Capitals Notebook

Wearing Knee Brace, Gonchar Returns to Penguins' Starting Lineup

The Capitals' season ends with a thud as Pittsburgh blitzes Washington, 6-2, to win Game 7 at Verizon Center and advance to the Eastern Conference finals.
By Tarik El-Bashir and Dan Steinberg
Washington Post Staff Writers
Thursday, May 14, 2009

Three games after suffering a knee injury, Sergei Gonchar, the Pittsburgh Penguins' best defenseman, was in the lineup for Game 7 last night.

He conceded after the Penguins' 6-2 victory over the Washington Capitals that he wasn't 100 percent. But the veteran was well enough to register an assist on the game's first goal and skate 15 minutes 6 seconds.

Gonchar was injured when he was hit knee-on-knee with Capitals star Alex Ovechkin in the first period of Game 4. He had to be helped off the ice following the controversial hit, leading to speculation that he could be sidelined for a significant length of time.

Ovechkin said he offered Gonchar an apology in the handshake line after the game. The Capitals star could be seen gesturing as he attempted to explain himself.

"I just tell him I don't want to hit him and I just said sorry," Ovechkin said. "I just explained to him what happened.

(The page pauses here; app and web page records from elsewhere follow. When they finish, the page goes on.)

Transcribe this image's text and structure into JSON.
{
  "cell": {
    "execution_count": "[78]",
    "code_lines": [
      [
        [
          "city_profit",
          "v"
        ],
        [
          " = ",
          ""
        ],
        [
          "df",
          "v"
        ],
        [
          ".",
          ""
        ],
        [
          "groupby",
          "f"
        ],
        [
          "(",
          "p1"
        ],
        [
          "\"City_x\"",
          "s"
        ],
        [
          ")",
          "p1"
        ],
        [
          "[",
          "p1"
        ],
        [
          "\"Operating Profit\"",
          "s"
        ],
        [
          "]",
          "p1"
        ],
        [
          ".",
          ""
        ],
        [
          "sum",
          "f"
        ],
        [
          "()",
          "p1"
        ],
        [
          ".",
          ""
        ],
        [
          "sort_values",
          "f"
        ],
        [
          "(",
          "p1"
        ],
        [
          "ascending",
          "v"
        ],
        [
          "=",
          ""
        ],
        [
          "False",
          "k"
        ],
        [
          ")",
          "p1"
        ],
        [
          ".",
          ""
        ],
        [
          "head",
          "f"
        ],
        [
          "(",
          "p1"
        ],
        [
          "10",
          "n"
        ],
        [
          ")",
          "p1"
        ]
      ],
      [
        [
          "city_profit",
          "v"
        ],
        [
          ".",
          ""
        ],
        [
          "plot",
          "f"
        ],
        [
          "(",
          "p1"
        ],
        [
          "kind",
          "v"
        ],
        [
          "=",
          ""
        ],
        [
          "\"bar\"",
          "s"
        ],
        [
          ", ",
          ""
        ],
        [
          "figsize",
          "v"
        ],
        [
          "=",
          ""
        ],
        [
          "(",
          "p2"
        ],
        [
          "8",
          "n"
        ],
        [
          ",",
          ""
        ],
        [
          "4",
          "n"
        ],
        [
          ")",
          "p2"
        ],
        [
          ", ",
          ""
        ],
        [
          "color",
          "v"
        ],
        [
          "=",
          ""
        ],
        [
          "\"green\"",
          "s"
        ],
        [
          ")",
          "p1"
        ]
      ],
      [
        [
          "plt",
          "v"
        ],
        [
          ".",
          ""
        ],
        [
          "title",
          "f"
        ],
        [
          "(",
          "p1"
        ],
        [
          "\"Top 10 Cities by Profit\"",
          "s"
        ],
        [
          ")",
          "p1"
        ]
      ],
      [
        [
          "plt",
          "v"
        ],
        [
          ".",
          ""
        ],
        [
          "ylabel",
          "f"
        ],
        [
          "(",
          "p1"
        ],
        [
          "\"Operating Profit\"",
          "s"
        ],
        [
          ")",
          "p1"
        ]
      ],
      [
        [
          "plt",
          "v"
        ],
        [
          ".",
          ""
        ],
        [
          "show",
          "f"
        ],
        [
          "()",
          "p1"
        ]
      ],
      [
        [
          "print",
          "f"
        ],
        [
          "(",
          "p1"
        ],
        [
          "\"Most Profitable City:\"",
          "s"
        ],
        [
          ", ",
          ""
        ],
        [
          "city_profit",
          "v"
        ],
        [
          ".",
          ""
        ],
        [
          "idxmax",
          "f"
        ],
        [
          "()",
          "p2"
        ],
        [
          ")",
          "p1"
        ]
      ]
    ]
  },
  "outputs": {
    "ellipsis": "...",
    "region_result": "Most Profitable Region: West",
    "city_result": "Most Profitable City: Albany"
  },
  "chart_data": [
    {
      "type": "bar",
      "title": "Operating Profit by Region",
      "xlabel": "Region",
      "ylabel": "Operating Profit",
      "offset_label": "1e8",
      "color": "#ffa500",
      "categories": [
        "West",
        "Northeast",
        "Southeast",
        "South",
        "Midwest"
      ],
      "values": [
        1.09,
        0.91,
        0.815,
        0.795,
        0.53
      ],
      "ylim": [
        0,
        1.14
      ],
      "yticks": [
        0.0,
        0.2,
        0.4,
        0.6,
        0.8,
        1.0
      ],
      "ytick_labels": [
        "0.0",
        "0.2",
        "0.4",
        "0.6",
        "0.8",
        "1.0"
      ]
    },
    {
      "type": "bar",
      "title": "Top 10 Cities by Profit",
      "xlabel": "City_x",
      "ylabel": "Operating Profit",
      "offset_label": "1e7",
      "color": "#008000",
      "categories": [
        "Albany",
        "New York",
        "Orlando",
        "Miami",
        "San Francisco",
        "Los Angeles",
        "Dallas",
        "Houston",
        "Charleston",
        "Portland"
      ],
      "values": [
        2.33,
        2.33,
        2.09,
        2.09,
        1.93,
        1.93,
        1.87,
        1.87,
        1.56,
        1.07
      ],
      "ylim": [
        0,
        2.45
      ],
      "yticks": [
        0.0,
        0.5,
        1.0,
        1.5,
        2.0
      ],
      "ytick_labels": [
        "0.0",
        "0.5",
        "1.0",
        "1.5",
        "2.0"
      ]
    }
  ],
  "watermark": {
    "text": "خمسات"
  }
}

We have good relations.

"I don't want to hit guys to get them injured.

Asked if Gonchar accepted his apology, Ovechkin said: "Probably, I don't know. We just shake hands."

Gonchar, who played with a brace on his right knee, added: "He said there was no chance he was able to avoid that hit."

Gonchar returned to practice on Monday and took the morning skate. But it wasn't a sure thing that he would return to the lineup until after the pregame warmup.

When the starting lineups were announced, Gonchar was on the Penguins' blueline.

"Obviously I wasn't 100 percent," Gonchar said. "But it was Game 7. You have to play. I'm sure everyone would have done it."

Not including the game in which he was injured, Gonchar's ice time was his lowest total -- by far -- in the playoffs. But he wasn't limited to only power-play time. In fact, he skated 10:10 at even strength.

Gonchar's assist on Sidney Crosby's first period goal gave him 10 points in 11 playoff games and put him in a tie with Detroit's Nicklas Lidstrom for the league lead among defensemen in scoring.

The Capitals are 6-2 in elimination games under Coach Bruce Boudreau. Last night's game was the first all season, regular or playoffs, in which the Capitals did not have a single power play.

Crowded Press Box

The media contingent last night was larger than for any Capitals game since the 1998 Stanley Cup finals. Team officials said they could have filled a press box twice as big as their 111-seat space. The crowd also included at least a dozen members of the European press, hailing from Sweden, Russia, Finland, the Czech Republic and Slovakia. . . .

Entering last night, 14 of the previous 16 playoff games between these two franchises had been decided by a goal, with six of those games going to overtime. The Capitals have played more playoff overtime periods against Pittsburgh than against any other team. After Game 6, the teams had combined to play in 10 overtime periods over seven series. . . .

The Penguins got their second goal from winger Craig Adams, a 32-year-old journeyman who had never scored a playoff goal in eight NHL seasons. In 57 regular season and playoff games this year, Adams had scored just twice. . . .

Redskins Coach Jim Zorn and quarterback Jason Campbell were both in the crowd. Zorn also attended the Game 2 win.

© 2009 The Washington Post Company